I stared at Mr Sculthorpe's remains. The dim light coming in through the shaded window coupled with the random patterns of the flecked carpet played games with my eyes that, after a morning wading through the usual mound of paperwork, were already gritty and tired. I reached into my inside jacket pocket and retrieved my glasses from their case. Once balanced upon my nose they reduced the swimming effect that the carpet imbued - I really should wear the damned things all the time.
The windowsill, littered with shampoo bottles, disposable razors and toothpaste tubes showed no evidence of disturbance – nothing had come through the window. Besides, it was the fifth floor and the window was secured shut.
Leaving the bathroom I made a quick scan of the rest of the flat. The bedroom held a single, metal-framed bed, its mattress sunken with use. Protruding from under the ragged bedspread was a stack of yellowed magazines. The bedside cabinet held a wind-up wristwatch alongside a glass of water whose surface was specked with dust.
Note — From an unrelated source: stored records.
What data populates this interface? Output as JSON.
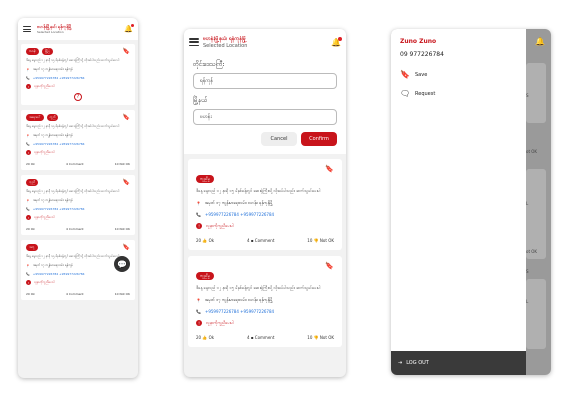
{
  "app": {
    "title": "ဗဟန်းမြို့နယ်၊ ရန်ကုန်မြို့",
    "subtitle": "Selected Location"
  },
  "screen1": {
    "cards": [
      {
        "badges": [
          "ဗဟန်း",
          "မြို့ပြ"
        ],
        "desc": "ဒီနေ့ နေ့လည် ၁၂ နာရီ ၁၅ မိနစ်ခန့်တွင် ဆေးရုံကြီးသို့ လိုအပ်ပါသည်။ ဆက်သွယ်ပေးပါ",
        "address": "အမှတ် ၁၇ ကျန်းမာရေးလမ်း၊ ရန်ကုန်",
        "phones": "+959977226784  +959977226784",
        "alert": "လူနာကိုကူညီပေးပါ",
        "likes": "",
        "comments": "",
        "notok": "",
        "help": true
      },
      {
        "badges": [
          "အရေးပေါ်",
          "ကူညီ"
        ],
        "desc": "ဒီနေ့ နေ့လည် ၁၂ နာရီ ၁၅ မိနစ်ခန့်တွင် ဆေးရုံကြီးသို့ လိုအပ်ပါသည်။ ဆက်သွယ်ပေးပါ",
        "address": "အမှတ် ၁၇ ကျန်းမာရေးလမ်း၊ ရန်ကုန်",
        "phones": "+959977226784  +959977226784",
        "alert": "လူနာကိုကူညီပေးပါ",
        "likes": "20 Ok",
        "comments": "4 Comment",
        "notok": "10 Not OK",
        "help": false
      },
      {
        "badges": [
          "ကူညီ"
        ],
        "desc": "ဒီနေ့ နေ့လည် ၁၂ နာရီ ၁၅ မိနစ်ခန့်တွင် ဆေးရုံကြီးသို့ လိုအပ်ပါသည်။ ဆက်သွယ်ပေးပါ",
        "address": "အမှတ် ၁၇ ကျန်းမာရေးလမ်း၊ ရန်ကုန်",
        "phones": "+959977226784  +959977226784",
        "alert": "လူနာကိုကူညီပေးပါ",
        "likes": "20 Ok",
        "comments": "4 Comment",
        "notok": "10 Not OK",
        "help": false
      },
      {
        "badges": [
          "အကူ"
        ],
        "desc": "ဒီနေ့ နေ့လည် ၁၂ နာရီ ၁၅ မိနစ်ခန့်တွင် ဆေးရုံကြီးသို့ လိုအပ်ပါသည်။ ဆက်သွယ်ပေးပါ",
        "address": "အမှတ် ၁၇ ကျန်းမာရေးလမ်း၊ ရန်ကုန်",
        "phones": "+959977226784  +959977226784",
        "alert": "လူနာကိုကူညီပေးပါ",
        "likes": "20 Ok",
        "comments": "4 Comment",
        "notok": "10 Not OK",
        "help": false
      }
    ]
  },
  "screen2": {
    "form": {
      "region_label": "တိုင်းဒေသကြီး",
      "region_value": "ရန်ကုန်",
      "township_label": "မြို့နယ်",
      "township_value": "ဗဟန်း",
      "cancel": "Cancel",
      "confirm": "Confirm"
    },
    "cards": [
      {
        "badge": "ကူညီမှု",
        "desc": "ဒီနေ့ နေ့လည် ၁၂ နာရီ ၁၅ မိနစ်ခန့်တွင် ဆေးရုံကြီးသို့ လိုအပ်ပါသည်။ ဆက်သွယ်ပေးပါ",
        "address": "အမှတ် ၁၇ ကျန်းမာရေးလမ်း၊ ဗဟန်း၊ ရန်ကုန်မြို့",
        "phones": "+959977226784  +959977226784",
        "alert": "လူနာကိုကူညီပေးပါ",
        "likes": "20",
        "ok": "Ok",
        "comments": "4",
        "comment": "Comment",
        "notok_count": "10",
        "notok": "Not OK"
      },
      {
        "badge": "ကူညီမှု",
        "desc": "ဒီနေ့ နေ့လည် ၁၂ နာရီ ၁၅ မိနစ်ခန့်တွင် ဆေးရုံကြီးသို့ လိုအပ်ပါသည်။ ဆက်သွယ်ပေးပါ",
        "address": "အမှတ် ၁၇ ကျန်းမာရေးလမ်း၊ ဗဟန်း၊ ရန်ကုန်မြို့",
        "phones": "+959977226784  +959977226784",
        "alert": "လူနာကိုကူညီပေးပါ",
        "likes": "20",
        "ok": "Ok",
        "comments": "4",
        "comment": "Comment",
        "notok_count": "10",
        "notok": "Not OK"
      }
    ]
  },
  "screen3": {
    "user_name": "Zuno Zuno",
    "user_phone": "09 977226784",
    "menu": [
      {
        "label": "Save",
        "icon": "bookmark-icon"
      },
      {
        "label": "Request",
        "icon": "chat-bubble-icon"
      }
    ],
    "logout": "LOG OUT",
    "bg_texts": [
      "S",
      "ot OK",
      "L",
      "ot OK",
      "S",
      "L"
    ]
  },
  "colors": {
    "brand_red": "#c8141b",
    "link_blue": "#1e6fd9"
  }
}
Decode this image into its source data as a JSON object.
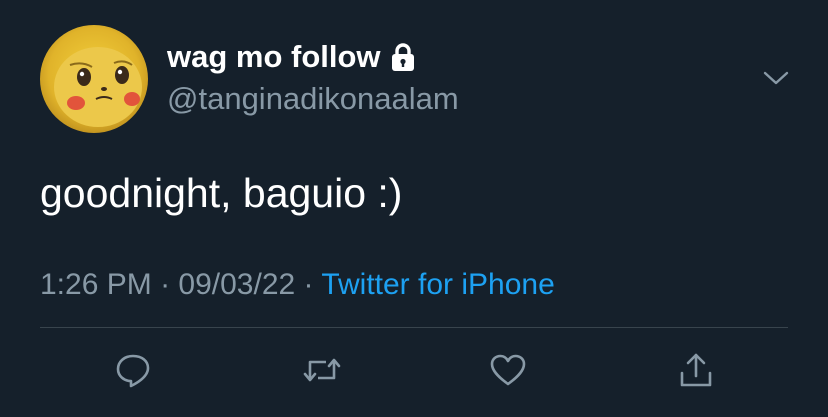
{
  "tweet": {
    "display_name": "wag mo follow",
    "handle": "@tanginadikonaalam",
    "text": "goodnight, baguio :)",
    "time": "1:26 PM",
    "date": "09/03/22",
    "separator": "·",
    "source": "Twitter for iPhone",
    "protected_icon": "lock-icon",
    "avatar": "pikachu-avatar"
  },
  "actions": [
    {
      "name": "reply",
      "icon": "reply-icon"
    },
    {
      "name": "retweet",
      "icon": "retweet-icon"
    },
    {
      "name": "like",
      "icon": "heart-icon"
    },
    {
      "name": "share",
      "icon": "share-icon"
    }
  ],
  "colors": {
    "background": "#15202b",
    "primary_text": "#ffffff",
    "secondary_text": "#8899a6",
    "link": "#1da1f2",
    "divider": "#38444d"
  }
}
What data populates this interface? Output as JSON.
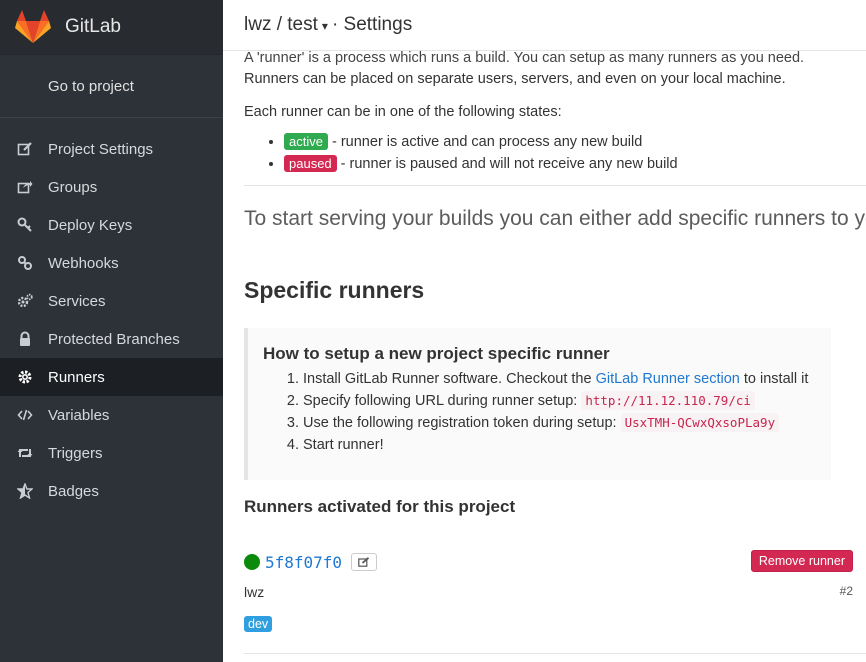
{
  "app": {
    "name": "GitLab"
  },
  "colors": {
    "sidebar_bg": "#2d3238",
    "active_label": "#2faa4e",
    "paused_label": "#d22852",
    "link": "#1f78d1"
  },
  "sidebar": {
    "goto": "Go to project",
    "items": [
      {
        "label": "Project Settings",
        "icon": "edit-icon"
      },
      {
        "label": "Groups",
        "icon": "share-icon"
      },
      {
        "label": "Deploy Keys",
        "icon": "key-icon"
      },
      {
        "label": "Webhooks",
        "icon": "link-icon"
      },
      {
        "label": "Services",
        "icon": "cogs-icon"
      },
      {
        "label": "Protected Branches",
        "icon": "lock-icon"
      },
      {
        "label": "Runners",
        "icon": "cog-icon",
        "active": true
      },
      {
        "label": "Variables",
        "icon": "code-icon"
      },
      {
        "label": "Triggers",
        "icon": "retweet-icon"
      },
      {
        "label": "Badges",
        "icon": "star-half-icon"
      }
    ]
  },
  "header": {
    "project": "lwz / test",
    "section": "· Settings"
  },
  "content": {
    "intro_line1": "A 'runner' is a process which runs a build. You can setup as many runners as you need.",
    "intro_line2": "Runners can be placed on separate users, servers, and even on your local machine.",
    "states_intro": "Each runner can be in one of the following states:",
    "states": [
      {
        "label": "active",
        "desc": " - runner is active and can process any new build"
      },
      {
        "label": "paused",
        "desc": " - runner is paused and will not receive any new build"
      }
    ],
    "lead": "To start serving your builds you can either add specific runners to you",
    "specific_title": "Specific runners",
    "setup": {
      "title": "How to setup a new project specific runner",
      "step1_pre": "Install GitLab Runner software. Checkout the ",
      "step1_link": "GitLab Runner section",
      "step1_post": " to install it",
      "step2_pre": "Specify following URL during runner setup: ",
      "step2_url": "http://11.12.110.79/ci",
      "step3_pre": "Use the following registration token during setup: ",
      "step3_token": "UsxTMH-QCwxQxsoPLa9y",
      "step4": "Start runner!"
    },
    "activated_title": "Runners activated for this project",
    "runner": {
      "token": "5f8f07f0",
      "remove": "Remove runner",
      "description": "lwz",
      "number": "#2",
      "tag": "dev"
    }
  }
}
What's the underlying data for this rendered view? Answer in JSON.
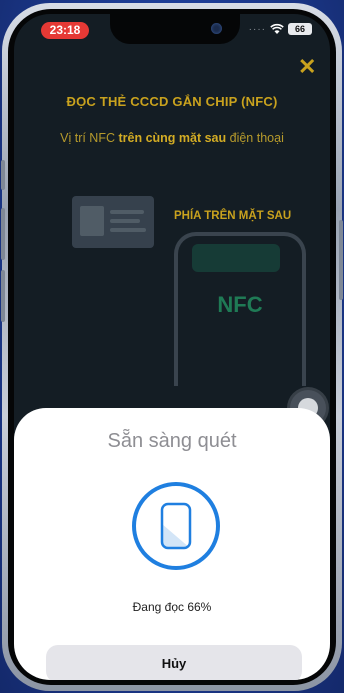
{
  "status_bar": {
    "time": "23:18",
    "battery": "66",
    "signal": "····"
  },
  "screen": {
    "close_icon": "close-icon",
    "title": "ĐỌC THẺ CCCD GẮN CHIP (NFC)",
    "subtitle": {
      "before": "Vị trí NFC ",
      "bold": "trên cùng mặt sau",
      "after": " điện thoại"
    },
    "back_label": "PHÍA TRÊN MẶT SAU",
    "nfc_label": "NFC"
  },
  "sheet": {
    "title": "Sẵn sàng quét",
    "progress_text": "Đang đọc 66%",
    "progress_fraction": 0.66,
    "cancel_label": "Hủy"
  },
  "colors": {
    "accent_gold": "#c9a21e",
    "scan_blue": "#1f7fe0",
    "time_pill_red": "#e53935",
    "nfc_green": "#1f7a55"
  }
}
Inside the small wardrobe, shelves displayed socks and underpants, and from the hangers hung a handful of thin shirts along with a single, well-worn black suit.
The room was nothing out of the ordinary.
The same was true of the kitchen. Some crockery, cutlery and a saucepan lay unwashed in the sink, while the small Formica work surface, slightly grimy and etched from years of wear, was home to an assortment of typical kitchen items: a knife-block with all knives present and accounted for; a plastic kettle, its mains lead winding away behind a biscuit barrel to a socket on the wall; a teapot upon which was casually dumped a tatty tea cosy stained brown by years of heat and spillage; and packets of cereal, tins of soup and other nondescript paraphernalia.
In other words, an old man's normality.
I left Peterson and Maguire to their guarding duties and went back out into the dull afternoon. Locked room mysteries were always intriguing and I hadn't encountered one for several years.